## Instructions for the task
What lines in the records below include the word "copyright"? Return each one.

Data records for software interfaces
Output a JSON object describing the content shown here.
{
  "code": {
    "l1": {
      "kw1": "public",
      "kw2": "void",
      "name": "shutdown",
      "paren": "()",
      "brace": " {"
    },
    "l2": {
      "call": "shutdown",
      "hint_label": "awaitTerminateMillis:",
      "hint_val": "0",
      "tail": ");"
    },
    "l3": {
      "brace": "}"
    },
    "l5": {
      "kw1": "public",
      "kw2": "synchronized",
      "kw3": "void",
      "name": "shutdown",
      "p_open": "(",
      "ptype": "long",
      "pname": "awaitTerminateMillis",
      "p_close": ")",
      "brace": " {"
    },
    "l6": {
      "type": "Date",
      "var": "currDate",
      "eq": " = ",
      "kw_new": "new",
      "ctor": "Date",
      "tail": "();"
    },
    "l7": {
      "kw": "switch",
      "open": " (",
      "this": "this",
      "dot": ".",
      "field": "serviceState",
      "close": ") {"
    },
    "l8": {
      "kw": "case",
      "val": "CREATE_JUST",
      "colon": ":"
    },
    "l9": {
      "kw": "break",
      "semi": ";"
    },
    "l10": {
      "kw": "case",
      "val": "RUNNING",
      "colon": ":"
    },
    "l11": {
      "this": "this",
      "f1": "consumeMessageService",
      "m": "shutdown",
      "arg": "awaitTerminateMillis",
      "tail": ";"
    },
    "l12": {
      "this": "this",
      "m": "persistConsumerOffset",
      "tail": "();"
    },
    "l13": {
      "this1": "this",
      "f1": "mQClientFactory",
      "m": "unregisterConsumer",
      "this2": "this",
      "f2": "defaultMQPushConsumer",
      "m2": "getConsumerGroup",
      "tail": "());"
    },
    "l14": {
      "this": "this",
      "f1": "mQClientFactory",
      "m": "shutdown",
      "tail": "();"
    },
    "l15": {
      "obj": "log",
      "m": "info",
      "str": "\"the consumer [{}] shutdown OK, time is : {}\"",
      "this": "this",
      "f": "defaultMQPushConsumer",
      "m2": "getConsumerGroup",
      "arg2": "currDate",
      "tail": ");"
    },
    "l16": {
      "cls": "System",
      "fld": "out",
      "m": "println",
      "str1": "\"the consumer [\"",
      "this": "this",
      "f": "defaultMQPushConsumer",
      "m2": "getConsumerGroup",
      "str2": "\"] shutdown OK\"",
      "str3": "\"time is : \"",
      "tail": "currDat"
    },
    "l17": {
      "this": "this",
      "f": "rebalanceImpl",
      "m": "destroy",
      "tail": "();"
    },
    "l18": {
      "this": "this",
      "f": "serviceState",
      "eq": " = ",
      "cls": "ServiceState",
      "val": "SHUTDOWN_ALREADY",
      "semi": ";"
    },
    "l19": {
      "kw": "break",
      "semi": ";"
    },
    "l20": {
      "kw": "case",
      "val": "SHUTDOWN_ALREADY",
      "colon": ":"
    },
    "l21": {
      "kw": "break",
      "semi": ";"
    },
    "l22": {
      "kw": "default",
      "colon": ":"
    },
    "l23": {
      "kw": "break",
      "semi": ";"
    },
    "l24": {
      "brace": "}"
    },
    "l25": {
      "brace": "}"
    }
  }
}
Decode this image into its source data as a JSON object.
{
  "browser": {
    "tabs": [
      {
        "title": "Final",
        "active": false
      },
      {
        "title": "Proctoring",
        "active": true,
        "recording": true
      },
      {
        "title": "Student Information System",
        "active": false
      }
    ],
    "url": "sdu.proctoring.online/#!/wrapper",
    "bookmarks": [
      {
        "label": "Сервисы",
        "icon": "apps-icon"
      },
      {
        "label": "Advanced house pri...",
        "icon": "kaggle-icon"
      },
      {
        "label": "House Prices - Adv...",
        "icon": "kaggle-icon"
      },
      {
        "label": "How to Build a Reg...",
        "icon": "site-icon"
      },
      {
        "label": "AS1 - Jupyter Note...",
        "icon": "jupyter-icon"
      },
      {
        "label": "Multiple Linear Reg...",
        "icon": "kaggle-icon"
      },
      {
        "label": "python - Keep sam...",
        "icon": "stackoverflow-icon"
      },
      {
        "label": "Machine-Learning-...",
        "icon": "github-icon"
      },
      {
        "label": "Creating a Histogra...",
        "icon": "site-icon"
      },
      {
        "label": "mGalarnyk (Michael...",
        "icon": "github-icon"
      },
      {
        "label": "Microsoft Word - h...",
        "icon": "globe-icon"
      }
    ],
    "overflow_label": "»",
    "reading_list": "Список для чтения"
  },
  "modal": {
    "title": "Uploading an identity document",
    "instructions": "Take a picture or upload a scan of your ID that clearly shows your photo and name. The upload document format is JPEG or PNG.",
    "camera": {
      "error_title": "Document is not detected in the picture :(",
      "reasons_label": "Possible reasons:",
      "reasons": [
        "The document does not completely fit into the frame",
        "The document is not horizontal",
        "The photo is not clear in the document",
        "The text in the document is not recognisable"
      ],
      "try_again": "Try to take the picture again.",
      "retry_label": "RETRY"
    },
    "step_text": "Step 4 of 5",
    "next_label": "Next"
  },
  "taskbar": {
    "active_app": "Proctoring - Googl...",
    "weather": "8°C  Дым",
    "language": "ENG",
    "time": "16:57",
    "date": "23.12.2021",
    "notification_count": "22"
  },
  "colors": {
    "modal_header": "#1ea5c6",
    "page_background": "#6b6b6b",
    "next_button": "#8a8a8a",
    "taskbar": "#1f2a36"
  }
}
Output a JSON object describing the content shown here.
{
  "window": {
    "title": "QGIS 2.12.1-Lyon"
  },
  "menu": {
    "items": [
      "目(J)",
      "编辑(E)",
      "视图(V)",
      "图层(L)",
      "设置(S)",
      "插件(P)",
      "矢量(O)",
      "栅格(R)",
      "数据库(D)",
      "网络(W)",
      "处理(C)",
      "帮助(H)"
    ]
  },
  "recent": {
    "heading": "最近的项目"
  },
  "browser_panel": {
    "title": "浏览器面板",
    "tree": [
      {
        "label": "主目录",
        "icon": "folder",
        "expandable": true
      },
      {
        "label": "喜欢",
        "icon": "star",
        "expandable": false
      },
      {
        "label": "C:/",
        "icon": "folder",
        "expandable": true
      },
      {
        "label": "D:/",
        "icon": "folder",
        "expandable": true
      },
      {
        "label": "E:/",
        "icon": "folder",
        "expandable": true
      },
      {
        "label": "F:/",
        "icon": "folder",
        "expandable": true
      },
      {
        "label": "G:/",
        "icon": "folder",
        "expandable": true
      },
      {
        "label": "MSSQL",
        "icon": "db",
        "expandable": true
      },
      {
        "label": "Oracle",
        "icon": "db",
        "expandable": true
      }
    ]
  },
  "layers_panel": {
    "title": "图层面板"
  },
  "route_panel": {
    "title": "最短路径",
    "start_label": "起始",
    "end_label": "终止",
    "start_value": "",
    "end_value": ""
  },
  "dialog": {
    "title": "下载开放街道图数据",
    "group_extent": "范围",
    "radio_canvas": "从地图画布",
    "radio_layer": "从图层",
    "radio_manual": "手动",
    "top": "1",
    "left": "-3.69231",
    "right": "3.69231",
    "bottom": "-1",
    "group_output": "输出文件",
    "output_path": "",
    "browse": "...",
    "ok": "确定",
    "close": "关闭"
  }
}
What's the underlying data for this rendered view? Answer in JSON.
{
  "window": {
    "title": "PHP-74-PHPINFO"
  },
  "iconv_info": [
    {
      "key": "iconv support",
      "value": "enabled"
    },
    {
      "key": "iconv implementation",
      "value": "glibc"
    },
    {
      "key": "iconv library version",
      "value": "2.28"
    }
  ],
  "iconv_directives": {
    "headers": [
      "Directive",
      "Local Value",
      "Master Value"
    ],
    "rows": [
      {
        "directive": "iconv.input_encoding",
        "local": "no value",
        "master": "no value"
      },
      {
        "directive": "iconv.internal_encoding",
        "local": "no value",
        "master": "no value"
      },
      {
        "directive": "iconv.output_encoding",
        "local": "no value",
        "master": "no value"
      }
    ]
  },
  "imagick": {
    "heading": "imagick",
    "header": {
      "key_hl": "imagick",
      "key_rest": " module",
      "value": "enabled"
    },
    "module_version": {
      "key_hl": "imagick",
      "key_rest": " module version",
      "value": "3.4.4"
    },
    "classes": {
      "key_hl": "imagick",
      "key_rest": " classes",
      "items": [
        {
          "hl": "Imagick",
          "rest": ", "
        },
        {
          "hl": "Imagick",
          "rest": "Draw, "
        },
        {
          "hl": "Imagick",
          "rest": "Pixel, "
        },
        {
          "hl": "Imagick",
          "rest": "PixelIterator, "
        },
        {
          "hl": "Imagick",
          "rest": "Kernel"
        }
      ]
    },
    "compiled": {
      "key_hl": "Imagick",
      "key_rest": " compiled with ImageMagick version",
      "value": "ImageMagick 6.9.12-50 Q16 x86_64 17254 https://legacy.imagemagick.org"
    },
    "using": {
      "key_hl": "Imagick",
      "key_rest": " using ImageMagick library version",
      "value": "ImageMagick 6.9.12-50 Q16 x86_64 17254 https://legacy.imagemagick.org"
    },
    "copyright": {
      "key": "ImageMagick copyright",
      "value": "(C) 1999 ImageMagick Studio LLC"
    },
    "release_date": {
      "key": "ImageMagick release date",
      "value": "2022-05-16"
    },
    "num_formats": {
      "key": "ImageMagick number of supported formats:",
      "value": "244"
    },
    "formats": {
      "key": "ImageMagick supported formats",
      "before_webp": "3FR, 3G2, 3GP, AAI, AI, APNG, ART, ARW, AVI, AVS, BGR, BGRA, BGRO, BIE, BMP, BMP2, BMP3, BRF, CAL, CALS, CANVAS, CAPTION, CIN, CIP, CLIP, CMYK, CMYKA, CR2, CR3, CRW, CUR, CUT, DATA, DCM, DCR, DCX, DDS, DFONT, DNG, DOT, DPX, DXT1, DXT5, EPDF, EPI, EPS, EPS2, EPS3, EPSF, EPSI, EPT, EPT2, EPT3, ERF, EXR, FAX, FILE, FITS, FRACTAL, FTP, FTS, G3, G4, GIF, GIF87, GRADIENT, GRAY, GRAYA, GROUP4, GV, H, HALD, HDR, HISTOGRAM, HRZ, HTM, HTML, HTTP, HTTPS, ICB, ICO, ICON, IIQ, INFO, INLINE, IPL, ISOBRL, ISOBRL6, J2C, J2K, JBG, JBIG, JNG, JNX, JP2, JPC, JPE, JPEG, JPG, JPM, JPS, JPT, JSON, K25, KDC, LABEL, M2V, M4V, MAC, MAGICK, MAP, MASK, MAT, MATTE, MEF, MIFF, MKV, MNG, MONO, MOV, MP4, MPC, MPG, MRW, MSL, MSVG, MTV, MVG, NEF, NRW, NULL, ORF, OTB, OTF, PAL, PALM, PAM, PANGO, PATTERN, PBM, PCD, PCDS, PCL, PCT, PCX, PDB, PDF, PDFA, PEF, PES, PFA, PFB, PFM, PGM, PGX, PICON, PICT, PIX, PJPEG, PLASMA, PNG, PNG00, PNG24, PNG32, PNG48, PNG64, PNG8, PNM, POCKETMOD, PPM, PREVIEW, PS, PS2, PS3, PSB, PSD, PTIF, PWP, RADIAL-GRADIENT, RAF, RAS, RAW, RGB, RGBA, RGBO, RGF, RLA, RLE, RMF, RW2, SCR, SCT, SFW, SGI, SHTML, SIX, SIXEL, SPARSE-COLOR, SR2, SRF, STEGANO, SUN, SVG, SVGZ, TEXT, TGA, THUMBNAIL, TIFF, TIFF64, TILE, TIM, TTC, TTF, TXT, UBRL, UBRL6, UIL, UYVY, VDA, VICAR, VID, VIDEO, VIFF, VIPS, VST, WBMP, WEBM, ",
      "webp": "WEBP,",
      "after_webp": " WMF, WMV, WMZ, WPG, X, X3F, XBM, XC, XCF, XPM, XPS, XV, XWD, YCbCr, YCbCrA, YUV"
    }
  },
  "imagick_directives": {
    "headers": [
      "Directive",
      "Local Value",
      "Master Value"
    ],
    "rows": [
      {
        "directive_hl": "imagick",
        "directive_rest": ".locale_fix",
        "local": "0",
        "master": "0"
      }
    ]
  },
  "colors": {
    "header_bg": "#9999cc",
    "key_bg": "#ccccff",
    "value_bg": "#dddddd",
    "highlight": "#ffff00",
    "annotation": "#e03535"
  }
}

## Response to the task
    "copyright": {
      "key": "ImageMagick copyright",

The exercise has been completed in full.